Now that marijuana is in the news everywhere, chances are, your kids have heard of it. Depending on your view and what they’ve heard, it could be uncomfortable to talk to them.
You need to do it anyway.
Like the other hard talks that are your role as a parent, it’s better for you to tell your children the facts. Talking to them also gives you the chance to listen and see what they already know. It’s your opportunity to correct any misinformation they’ve absorbed.
Whether you use cannabis, agree with it, or are against it, you need to arm your children with information. Otherwise, they’ll be defenseless against the rumors and false info they run into from their friends and society.
But talking about hard things requires a careful mix of tact and honesty. When you’re ready to sit your kids down and have the cannabis chat, use these tips to guide you.
1. Don’t Throw it All into One Conversation

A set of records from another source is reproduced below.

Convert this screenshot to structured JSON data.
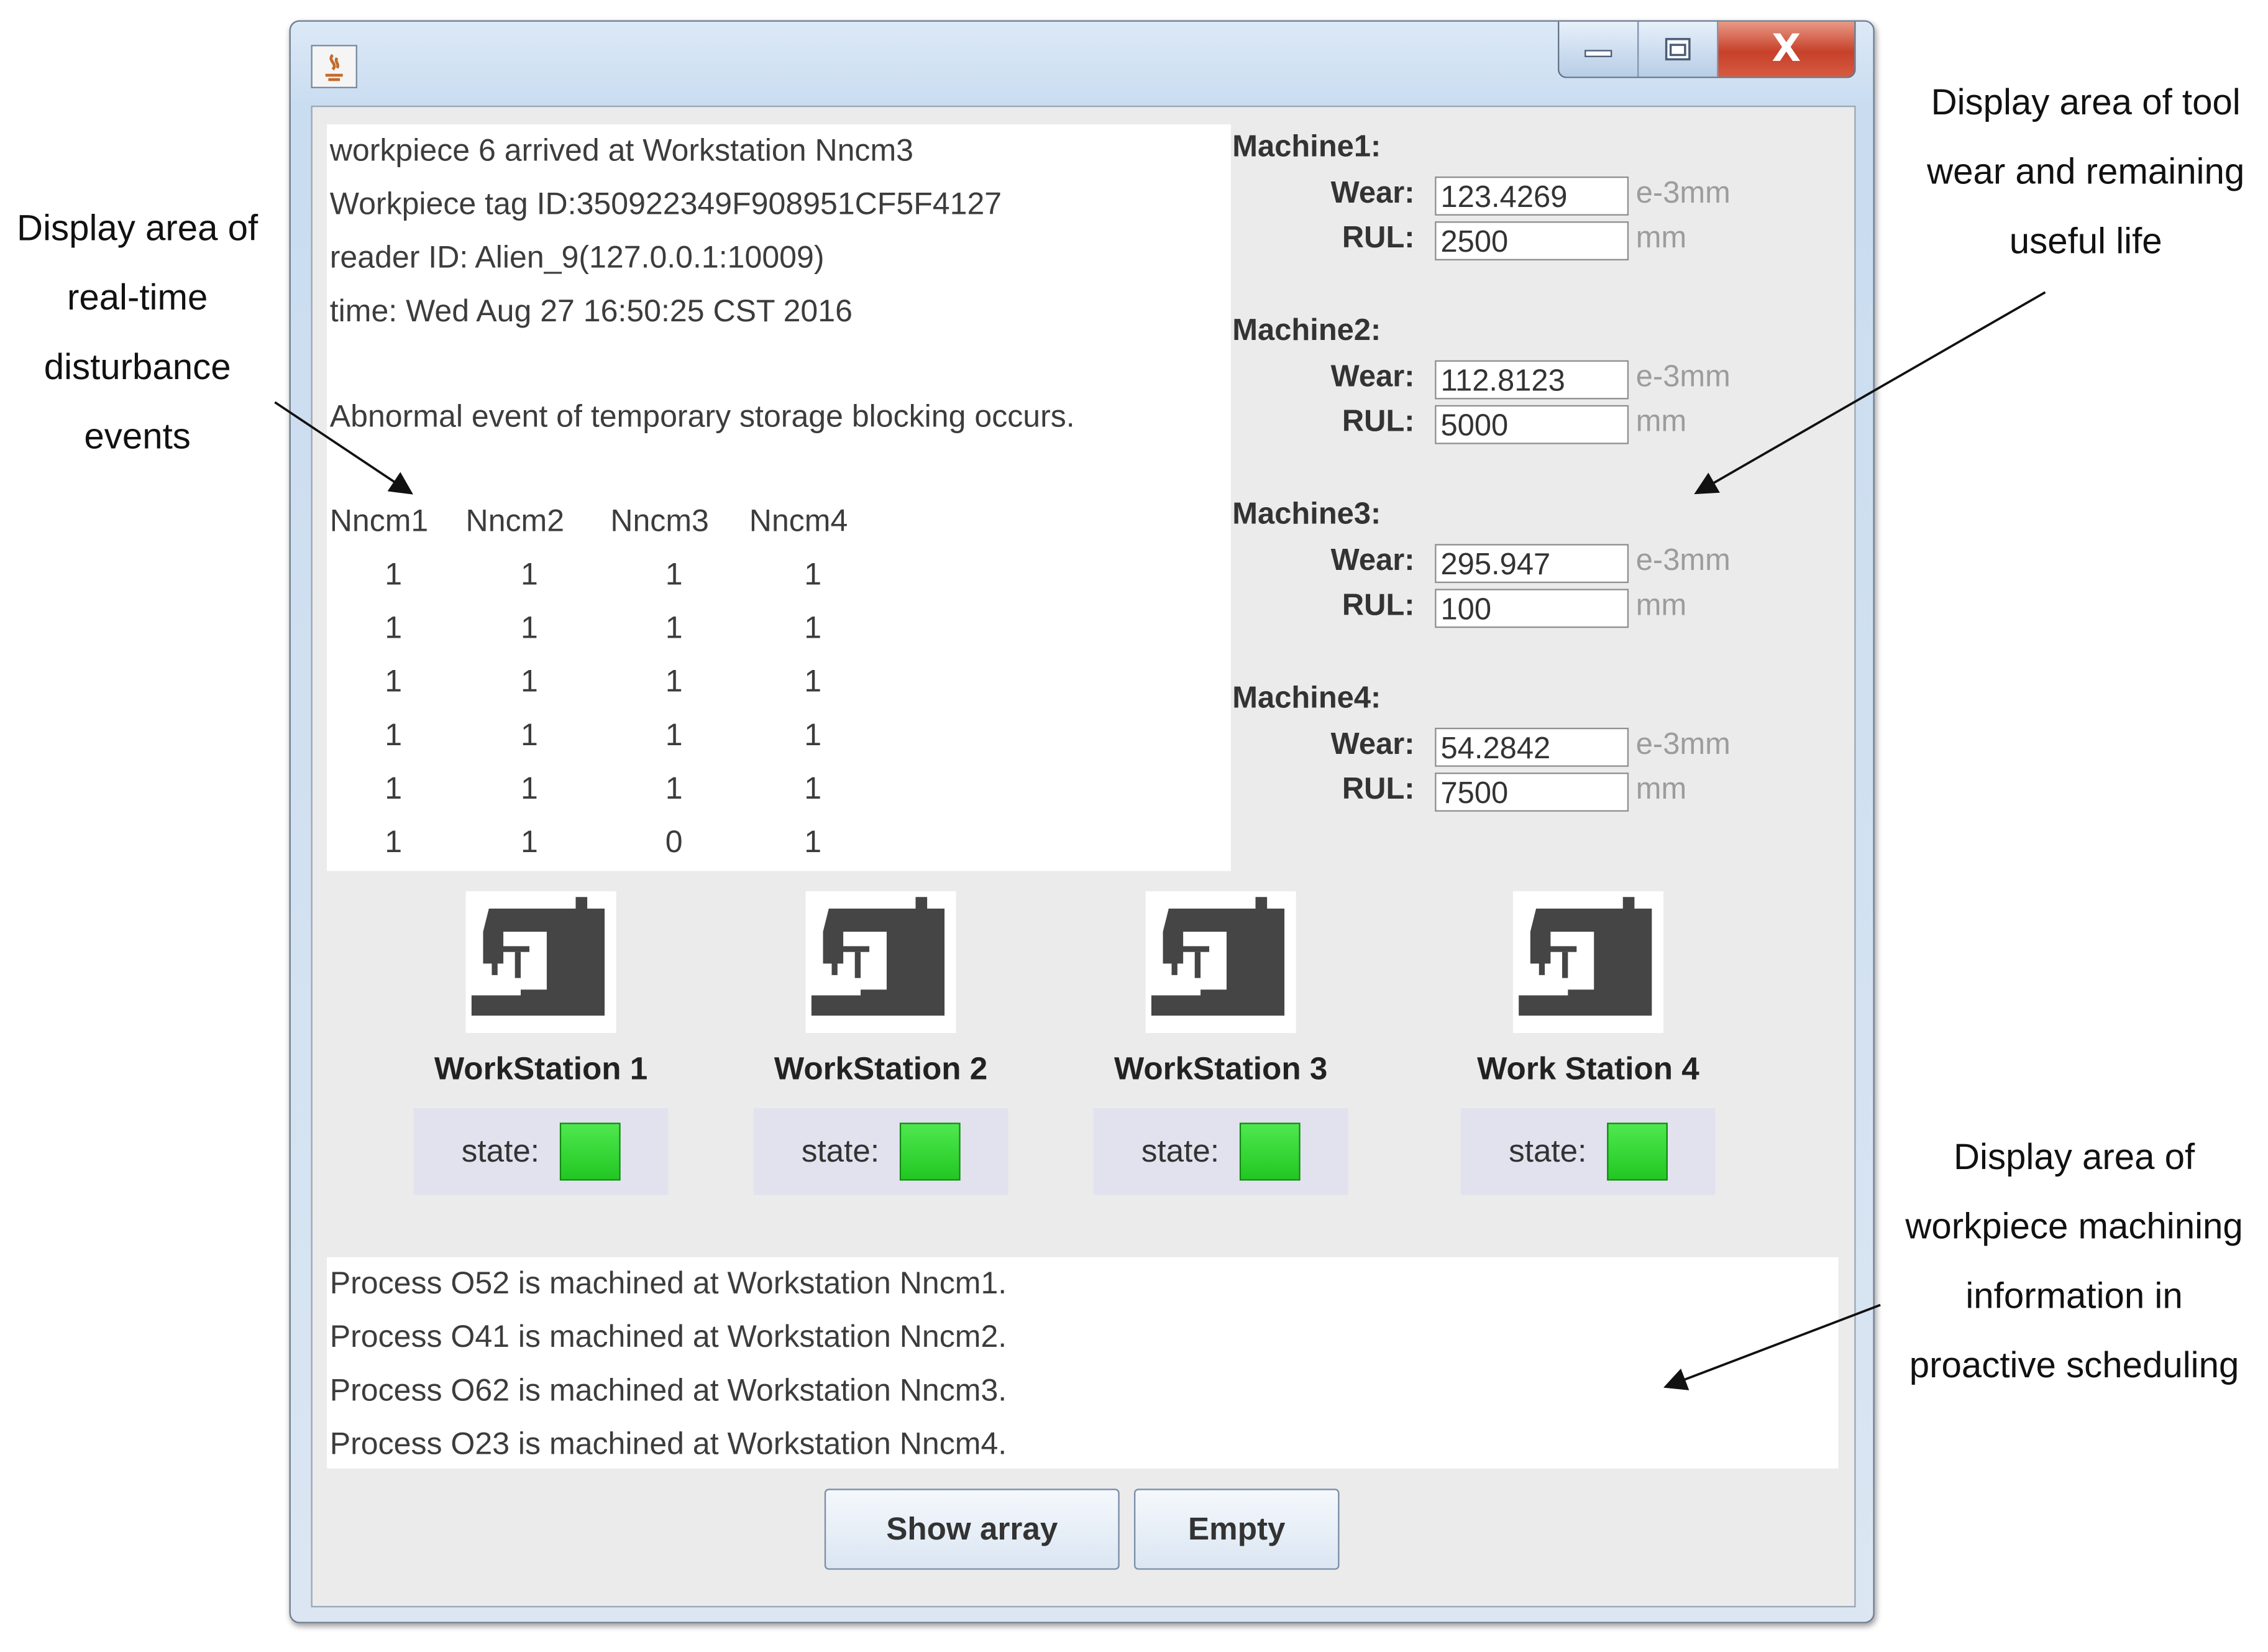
{
  "annotations": {
    "left": [
      "Display area of",
      "real-time",
      "disturbance",
      "events"
    ],
    "right_top": [
      "Display area of tool",
      "wear and remaining",
      "useful life"
    ],
    "right_bottom": [
      "Display area of",
      "workpiece machining",
      "information in",
      "proactive scheduling"
    ]
  },
  "window": {
    "controls": {
      "minimize": "minimize-icon",
      "maximize": "maximize-icon",
      "close_label": "X"
    }
  },
  "event_log": {
    "lines": [
      "workpiece 6 arrived at Workstation Nncm3",
      "Workpiece tag ID:350922349F908951CF5F4127",
      "reader ID: Alien_9(127.0.0.1:10009)",
      "time: Wed Aug 27 16:50:25 CST 2016"
    ],
    "abnormal": "Abnormal event of temporary storage blocking occurs.",
    "table": {
      "headers": [
        "Nncm1",
        "Nncm2",
        "Nncm3",
        "Nncm4"
      ],
      "rows": [
        [
          "1",
          "1",
          "1",
          "1"
        ],
        [
          "1",
          "1",
          "1",
          "1"
        ],
        [
          "1",
          "1",
          "1",
          "1"
        ],
        [
          "1",
          "1",
          "1",
          "1"
        ],
        [
          "1",
          "1",
          "1",
          "1"
        ],
        [
          "1",
          "1",
          "0",
          "1"
        ]
      ]
    }
  },
  "machines": [
    {
      "name": "Machine1:",
      "wear_label": "Wear:",
      "wear": "123.4269",
      "wear_unit": "e-3mm",
      "rul_label": "RUL:",
      "rul": "2500",
      "rul_unit": "mm"
    },
    {
      "name": "Machine2:",
      "wear_label": "Wear:",
      "wear": "112.8123",
      "wear_unit": "e-3mm",
      "rul_label": "RUL:",
      "rul": "5000",
      "rul_unit": "mm"
    },
    {
      "name": "Machine3:",
      "wear_label": "Wear:",
      "wear": "295.947",
      "wear_unit": "e-3mm",
      "rul_label": "RUL:",
      "rul": "100",
      "rul_unit": "mm"
    },
    {
      "name": "Machine4:",
      "wear_label": "Wear:",
      "wear": "54.2842",
      "wear_unit": "e-3mm",
      "rul_label": "RUL:",
      "rul": "7500",
      "rul_unit": "mm"
    }
  ],
  "workstations": [
    {
      "name": "WorkStation 1",
      "state_label": "state:",
      "icon": "sewing-machine-icon",
      "state_color": "#22c722"
    },
    {
      "name": "WorkStation 2",
      "state_label": "state:",
      "icon": "sewing-machine-icon",
      "state_color": "#22c722"
    },
    {
      "name": "WorkStation 3",
      "state_label": "state:",
      "icon": "sewing-machine-icon",
      "state_color": "#22c722"
    },
    {
      "name": "Work Station 4",
      "state_label": "state:",
      "icon": "sewing-machine-icon",
      "state_color": "#22c722"
    }
  ],
  "process_log": [
    "Process O52 is machined at Workstation Nncm1.",
    "Process O41 is machined at Workstation Nncm2.",
    "Process O62 is machined at Workstation Nncm3.",
    "Process O23 is machined at Workstation Nncm4."
  ],
  "buttons": {
    "show_array": "Show array",
    "empty": "Empty"
  }
}
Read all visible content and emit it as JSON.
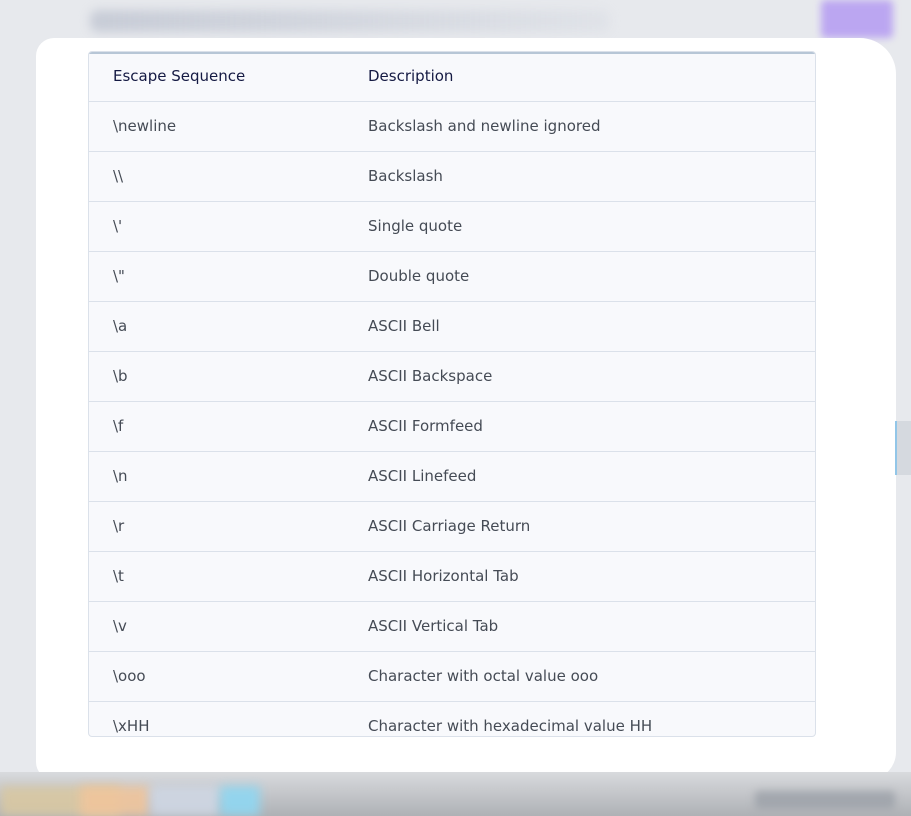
{
  "table": {
    "headers": {
      "sequence": "Escape Sequence",
      "description": "Description"
    },
    "rows": [
      {
        "sequence": "\\newline",
        "description": "Backslash and newline ignored"
      },
      {
        "sequence": "\\\\",
        "description": "Backslash"
      },
      {
        "sequence": "\\'",
        "description": "Single quote"
      },
      {
        "sequence": "\\\"",
        "description": "Double quote"
      },
      {
        "sequence": "\\a",
        "description": "ASCII Bell"
      },
      {
        "sequence": "\\b",
        "description": "ASCII Backspace"
      },
      {
        "sequence": "\\f",
        "description": "ASCII Formfeed"
      },
      {
        "sequence": "\\n",
        "description": "ASCII Linefeed"
      },
      {
        "sequence": "\\r",
        "description": "ASCII Carriage Return"
      },
      {
        "sequence": "\\t",
        "description": "ASCII Horizontal Tab"
      },
      {
        "sequence": "\\v",
        "description": "ASCII Vertical Tab"
      },
      {
        "sequence": "\\ooo",
        "description": "Character with octal value ooo"
      },
      {
        "sequence": "\\xHH",
        "description": "Character with hexadecimal value HH"
      }
    ]
  },
  "colors": {
    "background": "#eceef1",
    "card": "#f8f9fc",
    "border": "#dbe1ea",
    "header_text": "#151a43",
    "body_text": "#454b55",
    "accent": "#b79ff2"
  }
}
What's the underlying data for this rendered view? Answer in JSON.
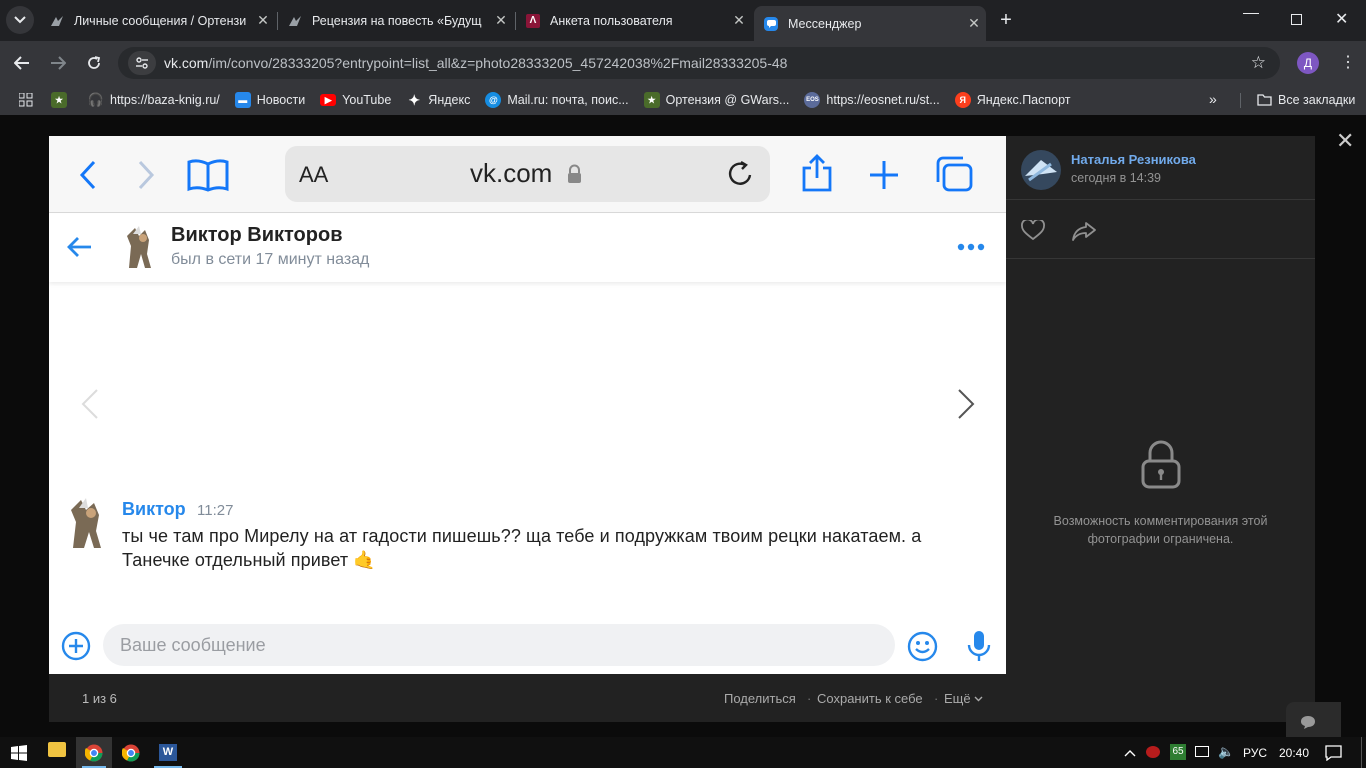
{
  "browser": {
    "tabs": [
      {
        "title": "Личные сообщения / Ортензи",
        "icon": "gwars-icon"
      },
      {
        "title": "Рецензия на повесть «Будущ",
        "icon": "gwars-icon"
      },
      {
        "title": "Анкета пользователя",
        "icon": "ankets-icon"
      },
      {
        "title": "Мессенджер",
        "icon": "vk-messenger-icon"
      }
    ],
    "url_host": "vk.com",
    "url_path": "/im/convo/28333205?entrypoint=list_all&z=photo28333205_457242038%2Fmail28333205-48",
    "profile_letter": "Д",
    "bookmarks": [
      {
        "label": "",
        "icon": "star-green-icon"
      },
      {
        "label": "https://baza-knig.ru/",
        "icon": "headphones-icon"
      },
      {
        "label": "Новости",
        "icon": "vk-news-icon"
      },
      {
        "label": "YouTube",
        "icon": "youtube-icon"
      },
      {
        "label": "Яндекс",
        "icon": "yandex-star-icon"
      },
      {
        "label": "Mail.ru: почта, поис...",
        "icon": "mail-at-icon"
      },
      {
        "label": "Ортензия @ GWars...",
        "icon": "gwars-icon"
      },
      {
        "label": "https://eosnet.ru/st...",
        "icon": "eos-icon"
      },
      {
        "label": "Яндекс.Паспорт",
        "icon": "yandex-passport-icon"
      }
    ],
    "all_bookmarks": "Все закладки"
  },
  "photo": {
    "safari_aa": "AA",
    "safari_host": "vk.com",
    "chat_name": "Виктор Викторов",
    "chat_status": "был в сети 17 минут назад",
    "message": {
      "author": "Виктор",
      "time": "11:27",
      "line1": "ты че там про Мирелу на ат гадости пишешь?? ща тебе и подружкам твоим рецки накатаем. а",
      "line2": "Танечке отдельный привет 🤙"
    },
    "input_placeholder": "Ваше сообщение"
  },
  "viewer": {
    "counter": "1 из 6",
    "share": "Поделиться",
    "save": "Сохранить к себе",
    "more": "Ещё",
    "author_name": "Наталья Резникова",
    "author_date": "сегодня в 14:39",
    "comments_closed": "Возможность комментирования этой фотографии ограничена."
  },
  "taskbar": {
    "lang": "РУС",
    "time": "20:40",
    "battery": "65"
  },
  "colors": {
    "vk_blue": "#2688eb",
    "safari_blue": "#1477f8",
    "chrome_dark": "#202124"
  }
}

There’s a lot of information involved in a conversation about cannabis. From the history of marijuana to the explanation of its legal status, it’s a lot to absorb.
You know your child best. Don’t go over their head with too much info. Start by laying a foundation of the subject first. Let their curiosity dictate where you go next.
When their eyes start glazing over and you know you lost them, it’s past time to stop the chat. Have a goal in mind when you start the conversation. If you reach it and they aren’t asking questions, stop. You can always have more conversations later.
2. Don’t Let it Get Political
Politics and cannabis might seem like they are intertwined in society, but they don’t have to be.
When you’re talking to your children, their ideas on hot-button topics come from you. Cannabis is controversial enough. Bringing politics to the subject makes it even more difficult for them to understand the facts.
Stick with factual data, such as the difference between CBD versus cannabis versus marijuana. Let them know where cannabis is legal and what the types of legal statuses are. Arm yourself with facts about the legalities of each state from sites like Veriheal.
You can add your stance on the plant and talk to them about why you do or don’t agree with it. But remind them that they’ll be able to make their own informed choices when they’re old enough.
3. Be Open to Their Thoughts
When you encourage an open line of communication, sometimes what you hear isn’t what you expected. Sometimes, it’s not even what you wanted to know.
Your child may already have been introduced to pot, weed, or whatever it’s called in their group. It’s possible that they’ve already tried it. You won’t know this if you aren’t an open listener.
Create a parenting atmosphere where your child feels safe coming to you. This isn’t just about the cannabis conversation.
For instance, some parents frequently yell at their kids or punish them for being honest when it’s not what the parent agrees with. Those kids will be less likely to be real with their parents about what they know about marijuana.
It’s essential that you start having age-appropriate discussions with your children early. But as you have tweens and teens, the cannabis talk is a must-do, even if you haven’t set the stage before.
As you’re talking, make sure you’re also encouraging questions and shared thoughts. Don’t judge your child, even if they’ve made mistakes or have ideas you don’t agree with.
Any time they’re interested in starting a conversation about hard topics, try to make yourself available. If you can’t at the moment because you’re busy, let them know that you are interested and want to talk when you’re not distracted.
No matter what you do, try to stay neutral or avoid intense feelings about the subject. This teaches your child that they should at least pretend to feel the same way you do instead of expressing their honest thoughts.
As a parent, we all do hard things. Having a cannabis conversation is one of the responsibilities on your shoulders.
It doesn’t have to be hard; it can even be eye-opening and bond-building. Use these tips to learn how to talk to your child about cannabis and other hard topics.